On 12th September the European Central Bank (ECB), which is responsible for monetary policy across the Eurozone, announced a new stimulus package. This included a cut in its deposit facility rate, the rate which banks earn on reserves held at the ECB, from -0.4% to -0.5% . It also included a commitment to restart its quantitative easing (QE) programme by buying €20bn worth of bonds per month .
ECB deposit facility rate
The ECB’s main objective is price stability, in particular an inflation rate ‘below, but close to’ 2% . The recent policy announcement was described as a response to the weakness of inflation in the euro area, which was at 1% in August 2019 . It also comes as growth in the Eurozone weakens, largely due to manufacturing being hit by subdued international trade. Real GDP growth is projected to be 1.1% in 2019 , as industrial production continues to fall .

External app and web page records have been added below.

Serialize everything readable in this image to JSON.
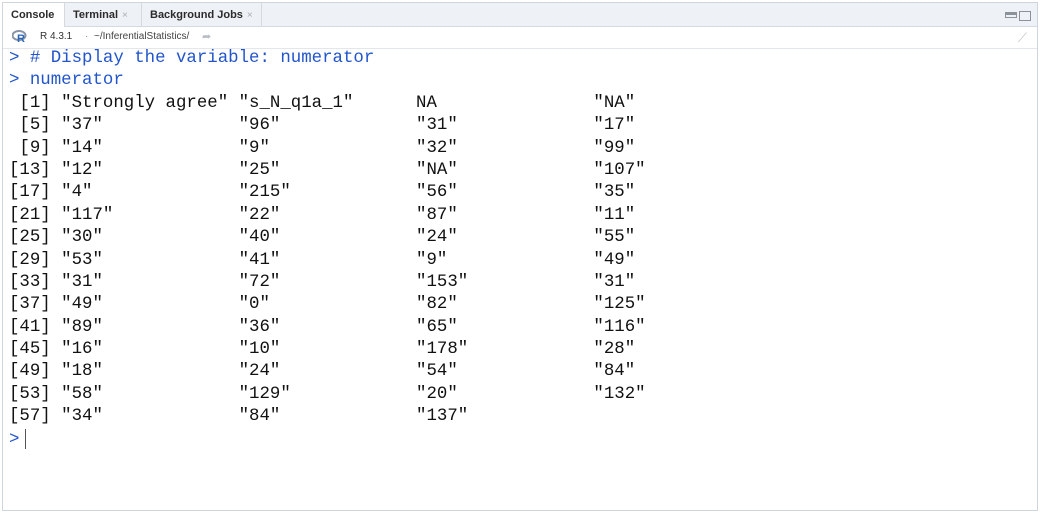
{
  "tabs": [
    {
      "label": "Console",
      "closable": false
    },
    {
      "label": "Terminal",
      "closable": true,
      "close_glyph": "×"
    },
    {
      "label": "Background Jobs",
      "closable": true,
      "close_glyph": "×"
    }
  ],
  "pathbar": {
    "icon": "r-logo-icon",
    "r_version": "R 4.3.1",
    "separator": "·",
    "path": "~/InferentialStatistics/",
    "goto_icon": "arrow-right-icon",
    "clear_icon": "broom-icon"
  },
  "console": {
    "prompt": ">",
    "commands": [
      "# Display the variable: numerator",
      "numerator"
    ],
    "output_lines": [
      " [1] \"Strongly agree\" \"s_N_q1a_1\"      NA               \"NA\"",
      " [5] \"37\"             \"96\"             \"31\"             \"17\"",
      " [9] \"14\"             \"9\"              \"32\"             \"99\"",
      "[13] \"12\"             \"25\"             \"NA\"             \"107\"",
      "[17] \"4\"              \"215\"            \"56\"             \"35\"",
      "[21] \"117\"            \"22\"             \"87\"             \"11\"",
      "[25] \"30\"             \"40\"             \"24\"             \"55\"",
      "[29] \"53\"             \"41\"             \"9\"              \"49\"",
      "[33] \"31\"             \"72\"             \"153\"            \"31\"",
      "[37] \"49\"             \"0\"              \"82\"             \"125\"",
      "[41] \"89\"             \"36\"             \"65\"             \"116\"",
      "[45] \"16\"             \"10\"             \"178\"            \"28\"",
      "[49] \"18\"             \"24\"             \"54\"             \"84\"",
      "[53] \"58\"             \"129\"            \"20\"             \"132\"",
      "[57] \"34\"             \"84\"             \"137\""
    ]
  },
  "colors": {
    "prompt": "#2255cc",
    "output": "#111111"
  }
}
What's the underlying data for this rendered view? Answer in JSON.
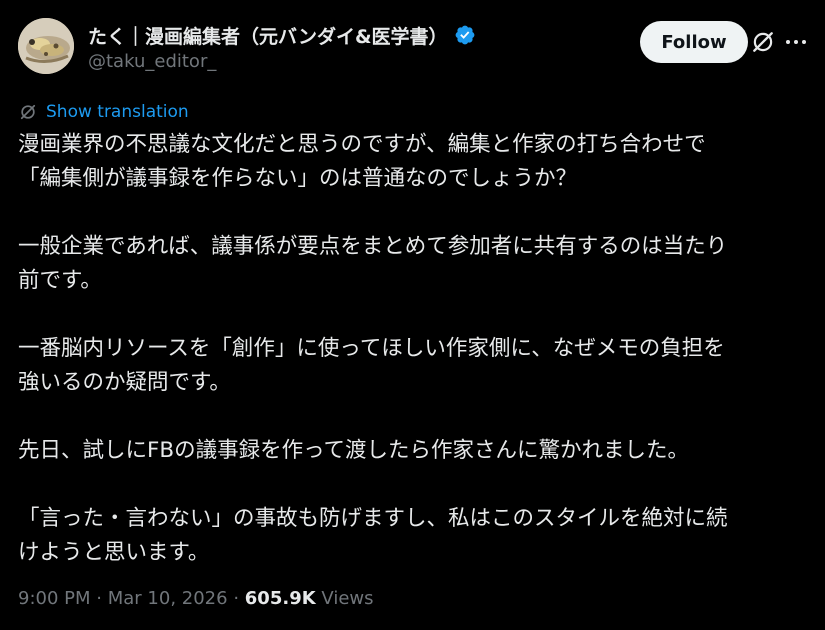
{
  "author": {
    "display_name": "たく｜漫画編集者（元バンダイ&医学書）",
    "handle": "@taku_editor_",
    "verified": true
  },
  "actions": {
    "follow_label": "Follow"
  },
  "translation": {
    "label": "Show translation"
  },
  "tweet": {
    "lines": [
      "漫画業界の不思議な文化だと思うのですが、編集と作家の打ち合わせで",
      "「編集側が議事録を作らない」のは普通なのでしょうか？",
      "",
      "一般企業であれば、議事係が要点をまとめて参加者に共有するのは当たり",
      "前です。",
      "",
      "一番脳内リソースを「創作」に使ってほしい作家側に、なぜメモの負担を",
      "強いるのか疑問です。",
      "",
      "先日、試しにFBの議事録を作って渡したら作家さんに驚かれました。",
      "",
      "「言った・言わない」の事故も防げますし、私はこのスタイルを絶対に続",
      "けようと思います。"
    ]
  },
  "meta": {
    "time": "9:00 PM",
    "separator": "·",
    "date": "Mar 10, 2026",
    "views_count": "605.9K",
    "views_label": "Views"
  },
  "colors": {
    "background": "#000000",
    "text": "#e7e9ea",
    "secondary": "#71767b",
    "accent": "#1d9bf0",
    "follow_bg": "#eff3f4"
  },
  "icons": {
    "verified": "verified-badge-icon",
    "grok": "grok-icon",
    "more": "more-options-icon",
    "translate": "translate-icon"
  }
}
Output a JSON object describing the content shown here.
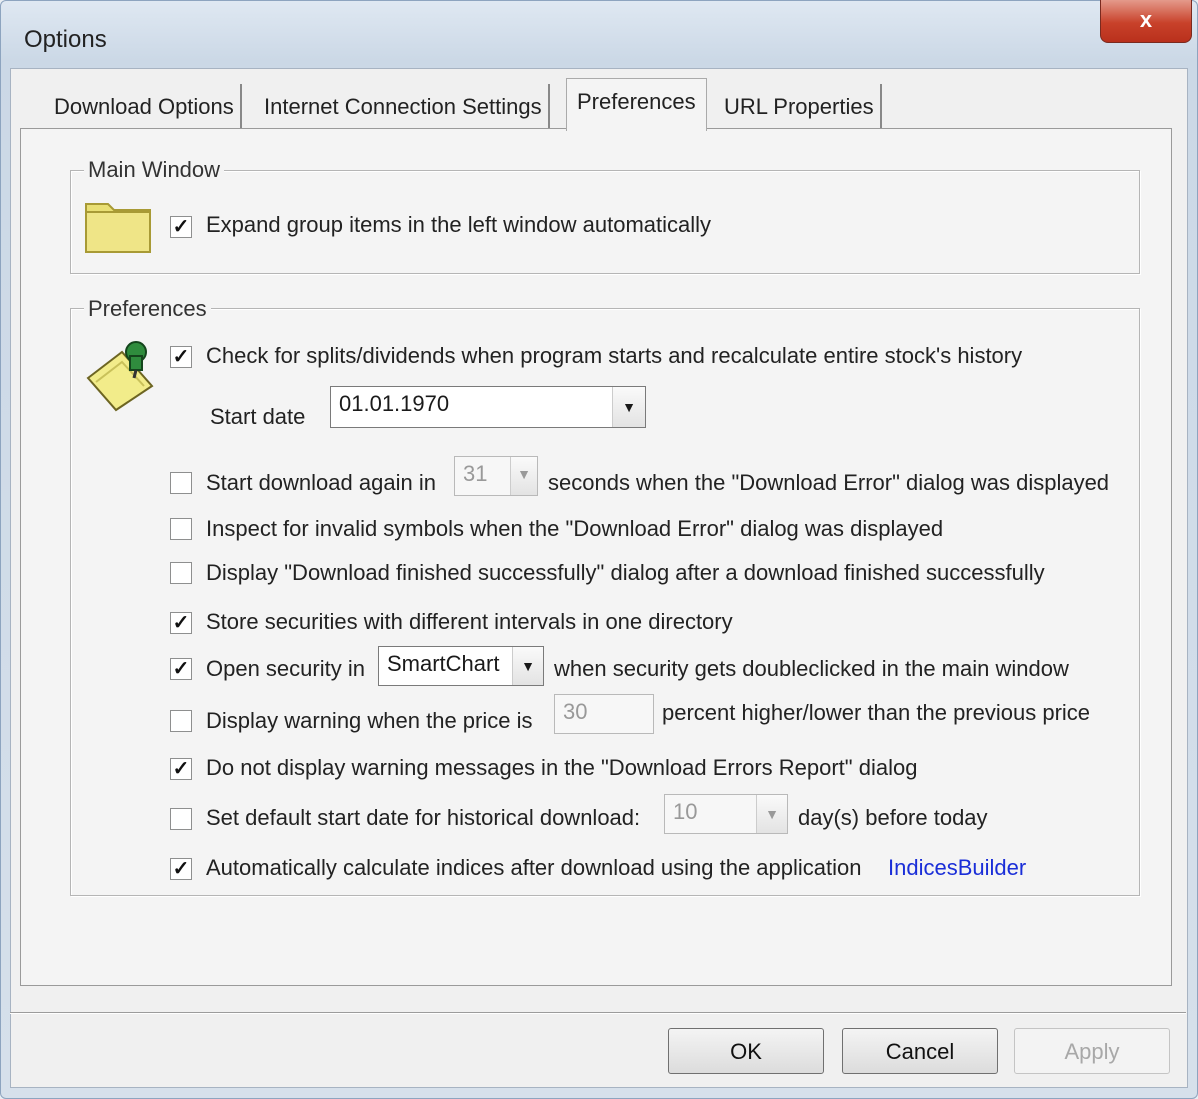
{
  "window": {
    "title": "Options",
    "close_label": "x"
  },
  "tabs": [
    {
      "label": "Download Options"
    },
    {
      "label": "Internet Connection Settings"
    },
    {
      "label": "Preferences"
    },
    {
      "label": "URL Properties"
    }
  ],
  "main_window_group": {
    "title": "Main Window",
    "icon": "folder-icon",
    "expand_checkbox": {
      "checked": true,
      "label": "Expand group items in the left window automatically"
    }
  },
  "preferences_group": {
    "title": "Preferences",
    "icon": "pinned-note-icon",
    "check_splits": {
      "checked": true,
      "label": "Check for splits/dividends when program starts and recalculate entire stock's history"
    },
    "start_date": {
      "label": "Start date",
      "value": "01.01.1970"
    },
    "restart_download": {
      "checked": false,
      "label_before": "Start download again in",
      "value": "31",
      "label_after": "seconds when the \"Download Error\" dialog was displayed"
    },
    "inspect_invalid": {
      "checked": false,
      "label": "Inspect for invalid symbols when the \"Download Error\" dialog was displayed"
    },
    "display_finished": {
      "checked": false,
      "label": "Display \"Download finished successfully\" dialog after a download finished successfully"
    },
    "store_securities": {
      "checked": true,
      "label": "Store securities with different intervals in one directory"
    },
    "open_security": {
      "checked": true,
      "label_before": "Open security in",
      "value": "SmartChart",
      "label_after": "when security gets doubleclicked in the main window"
    },
    "price_warning": {
      "checked": false,
      "label_before": "Display warning when the price is",
      "value": "30",
      "label_after": "percent higher/lower than the previous price"
    },
    "no_warnings": {
      "checked": true,
      "label": "Do not display warning messages in the \"Download Errors Report\" dialog"
    },
    "default_start": {
      "checked": false,
      "label_before": "Set default start date for historical download:",
      "value": "10",
      "label_after": "day(s) before today"
    },
    "auto_indices": {
      "checked": true,
      "label": "Automatically calculate indices after download using the application",
      "link": "IndicesBuilder"
    }
  },
  "buttons": {
    "ok": "OK",
    "cancel": "Cancel",
    "apply": "Apply"
  }
}
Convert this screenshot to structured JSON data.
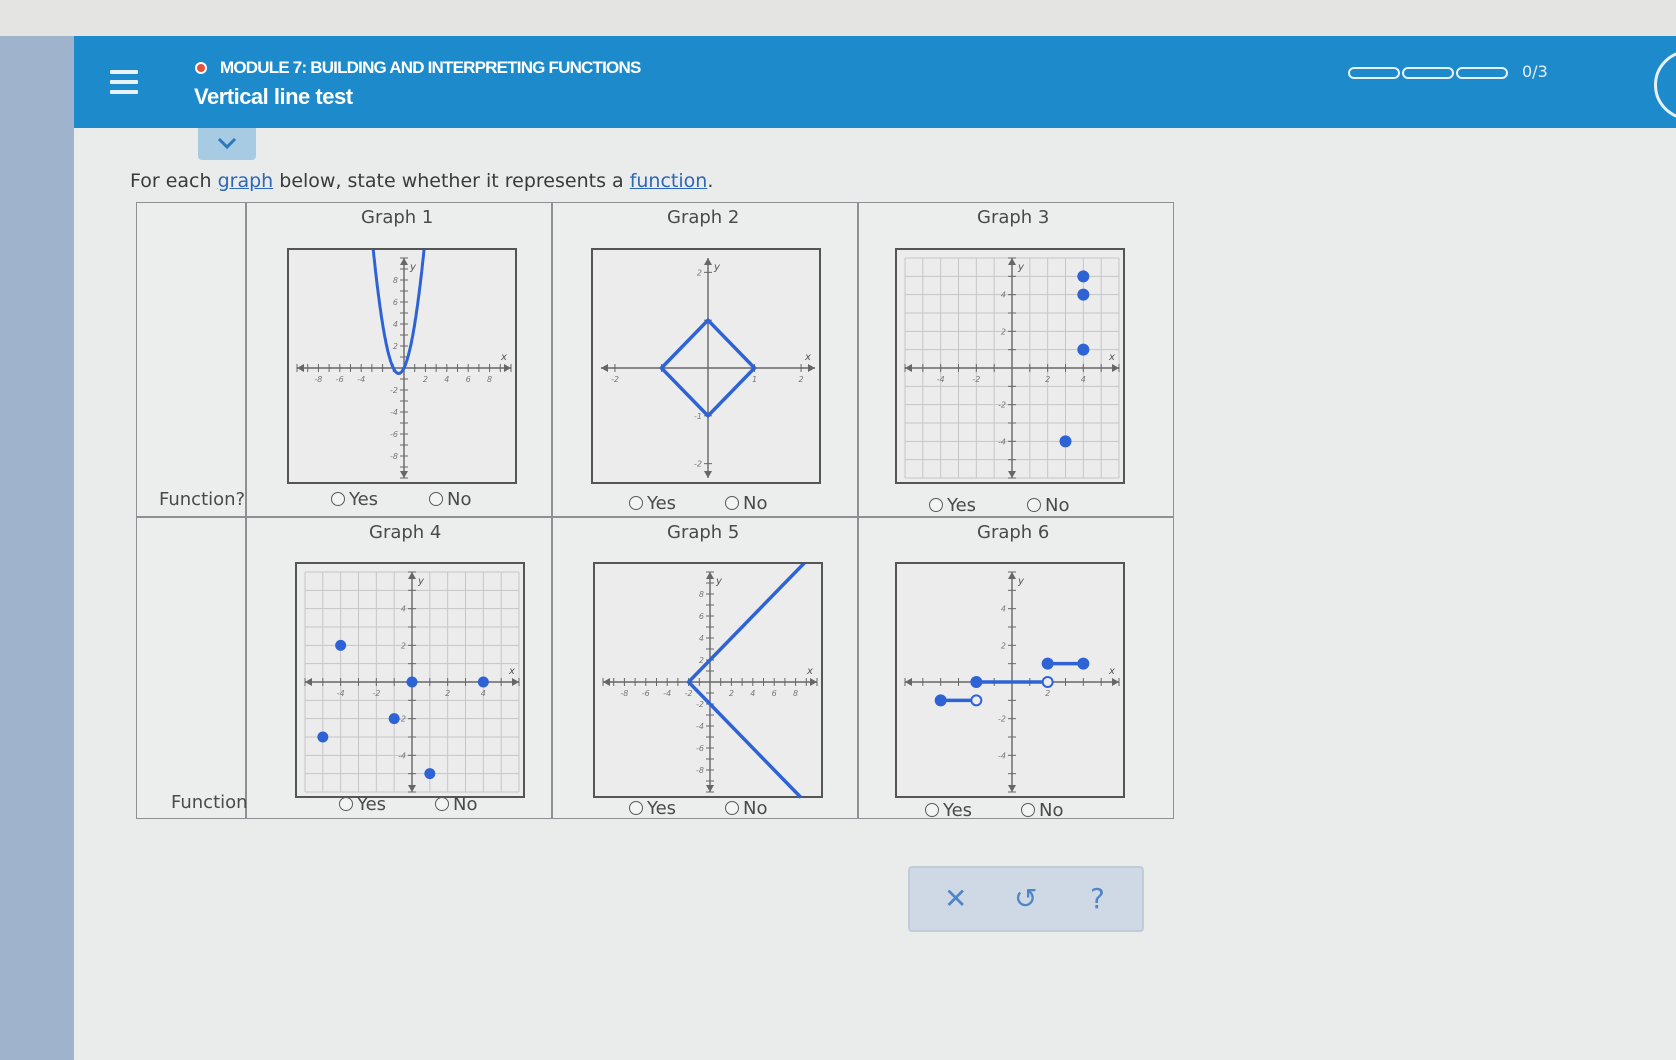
{
  "header": {
    "module_label": "MODULE 7: BUILDING AND INTERPRETING FUNCTIONS",
    "page_title": "Vertical line test",
    "progress_text": "0/3",
    "progress_segments": 3,
    "progress_filled": 0
  },
  "question": {
    "prompt_before": "For each ",
    "prompt_link1": "graph",
    "prompt_mid": " below, state whether it represents a ",
    "prompt_link2": "function",
    "prompt_after": ".",
    "function_label": "Function?",
    "yes_label": "Yes",
    "no_label": "No"
  },
  "graphs": [
    {
      "title": "Graph 1",
      "xticks": [
        "-8",
        "-6",
        "-4",
        "2",
        "4",
        "6",
        "8"
      ],
      "yticks": [
        "8",
        "6",
        "4",
        "2",
        "-2",
        "-4",
        "-6",
        "-8"
      ],
      "axis_x": "x",
      "axis_y": "y"
    },
    {
      "title": "Graph 2",
      "xticks": [
        "-2",
        "1",
        "2"
      ],
      "yticks": [
        "2",
        "-1",
        "-2"
      ],
      "axis_x": "x",
      "axis_y": "y"
    },
    {
      "title": "Graph 3",
      "xticks": [
        "-4",
        "-2",
        "2",
        "4"
      ],
      "yticks": [
        "4",
        "2",
        "-2",
        "-4"
      ],
      "axis_x": "x",
      "axis_y": "y"
    },
    {
      "title": "Graph 4",
      "xticks": [
        "-4",
        "-2",
        "2",
        "4"
      ],
      "yticks": [
        "4",
        "2",
        "-2",
        "-4"
      ],
      "axis_x": "x",
      "axis_y": "y"
    },
    {
      "title": "Graph 5",
      "xticks": [
        "-8",
        "-6",
        "-4",
        "-2",
        "2",
        "4",
        "6",
        "8"
      ],
      "yticks": [
        "8",
        "6",
        "4",
        "2",
        "-2",
        "-4",
        "-6",
        "-8"
      ],
      "axis_x": "x",
      "axis_y": "y"
    },
    {
      "title": "Graph 6",
      "xticks": [
        "2"
      ],
      "yticks": [
        "4",
        "2",
        "-2",
        "-4"
      ],
      "axis_x": "x",
      "axis_y": "y"
    }
  ],
  "graph_data": {
    "graph1": {
      "type": "parabola",
      "vertex": [
        -0.5,
        -0.5
      ],
      "stretch": 2
    },
    "graph2": {
      "type": "diamond",
      "vertices": [
        [
          0,
          1
        ],
        [
          1,
          0
        ],
        [
          0,
          -1
        ],
        [
          -1,
          0
        ]
      ]
    },
    "graph3": {
      "type": "points",
      "points": [
        [
          4,
          5
        ],
        [
          4,
          4
        ],
        [
          4,
          1
        ],
        [
          3,
          -4
        ]
      ]
    },
    "graph4": {
      "type": "points",
      "points": [
        [
          -4,
          2
        ],
        [
          0,
          0
        ],
        [
          4,
          0
        ],
        [
          -1,
          -2
        ],
        [
          -5,
          -3
        ],
        [
          1,
          -5
        ]
      ]
    },
    "graph5": {
      "type": "absolute-value-sideways",
      "vertex": [
        -2,
        0
      ]
    },
    "graph6": {
      "type": "step",
      "segments": [
        {
          "from": [
            -4,
            -1
          ],
          "to": [
            -2,
            -1
          ],
          "left_closed": true,
          "right_closed": false
        },
        {
          "from": [
            -2,
            0
          ],
          "to": [
            2,
            0
          ],
          "left_closed": true,
          "right_closed": false
        },
        {
          "from": [
            2,
            1
          ],
          "to": [
            4,
            1
          ],
          "left_closed": true,
          "right_closed": true
        }
      ]
    }
  },
  "actions": {
    "close_icon": "close-icon",
    "undo_icon": "undo-icon",
    "help_icon": "help-icon",
    "close_glyph": "✕",
    "undo_glyph": "↺",
    "help_glyph": "?"
  },
  "colors": {
    "header_bg": "#1d8acb",
    "plot_blue": "#2e63d6",
    "module_dot": "#e8503e"
  }
}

Although the shift towards more accommodative monetary policy could be seen as a sensible move to revive sluggish Eurozone economies, it has not been without criticism. Jens Weidmann, President of the Bundesbank (the German central bank), said that the measures ‘overshot the mark’. The heads of the Dutch and Austrian central banks expressed similar sentiments .
One concern is that whilst European economies are seeing a growth slowdown, the situation is not bleak enough to warrant such monetary expansion. Inflation may be short of the ECB’s target, but the threat of deflation does not currently loom. By loosening monetary policy at this stage, the ECB leaves itself with reduced flexibility in the future. Another concern is that restarting the bank’s QE programme, a policy which has already seen €2.5 trillion worth of bonds purchased and which was suspended only 9 months ago , will lead to adverse side effects. Possible such effects include asset bubbles and excessive leverage (use of debt) . QE also arguably has undesirable distributional consequences, exacerbating high levels of wealth and income inequality .
Questions can likewise be asked of the decision to plunge further into the depths of negative interest rates. These are designed to punish firms for holding onto funds and to encourage them to instead lend to businesses and consumers. One issue is that banks, who incur a charge simply for holding money at the ECB, may struggle with profitability . An additional part of the policy package however helps to alleviate this- a ‘two-tier’ system for reserves has been introduced which means that part of banks excess reserves will be exempt from the negative interest rate . Pressure has also come from anguished savers who are set to find their returns further eroded. German newspaper Bild compared ECB President Mario Draghi to Count Dracula, sucking dry the accounts of the nation’s savers . QE reinforces the pinch on savers by depressing longer-term interest rates in the Eurozone economies. Although the complaints of German savers are understandable, it is ultimately the case that any policy change will benefit some groups (be it savers or lenders) at the expense of others.
It should be remembered that these are not normal times for monetary policy. Interest rates are operating around the ‘zero lower bound’ and the unconventional policy of QE, the full effects of which remain uncertain, continues to be used. ‘Emergency’ policy measures have seemingly become the new norm. In such circumstances, the scope for monetary policy to revive economic activity is inevitably limited. This is indeed recognised by Draghi, who wants to see a greater role for fiscal policy in supporting weakening euro area economies. He argued in his statement that ‘governments with fiscal space should act in an effective and timely manner’ . This comes as 13 EU member states- 7 of which are members of the Eurozone- recorded government surpluses (meaning tax revenues exceeded government spending) in 2018 . There is potential for a loosening of some of these countries’ fiscal positions to aid European growth. Germany has often come under particular scrutiny, with the country registering an ever-increasing budget surplus since 2014 (see chart). In 2018, the surplus stood at €59.2bn . With Germany on the brink of recession , now may be the time to relax the policy of fiscal prudence, perhaps through infrastructure investment. More widely the ECB wants to see countries promoting ‘a more growth-friendly composition of public finances’, and implementing structural policies (such as changes to regulatory and research and innovation policies) to support long term growth prospects .
German budget surplus as a % of GDP
Overall it is not surprising that the ECB introduced renewed stimulus in this way. Inflation falls not insignificantly short of the target of slightly below 2%, and growth is slowing. The announced policies were in fact somewhat less aggressive than markets had expected- with a €30bn per month QE policy anticipated . The ECB should however remain keenly aware of the issues associated with this recent policy shift, and the future difficulties it might face given the identified ‘downside risks’- related to ‘geopolitical factors, the rising threat of protectionism and vulnerabilities in emerging markets’ -facing the euro area economy. The bank will hope that governments will step up to the plate through fiscal policy, and it may be sensible for them to do so. Asked in his press conference whether he was sending a message to governments to do just this, Draghi simply answered ‘yes’ . Perhaps also telling was the final question asked of Draghi last Thursday. The press enquired as to any plans to use ‘helicopter money’ – money printed and handed directly to households. This was indicative of the unusual and uncertain times in which policymakers find themselves.
Second year economics student at the University of Cambridge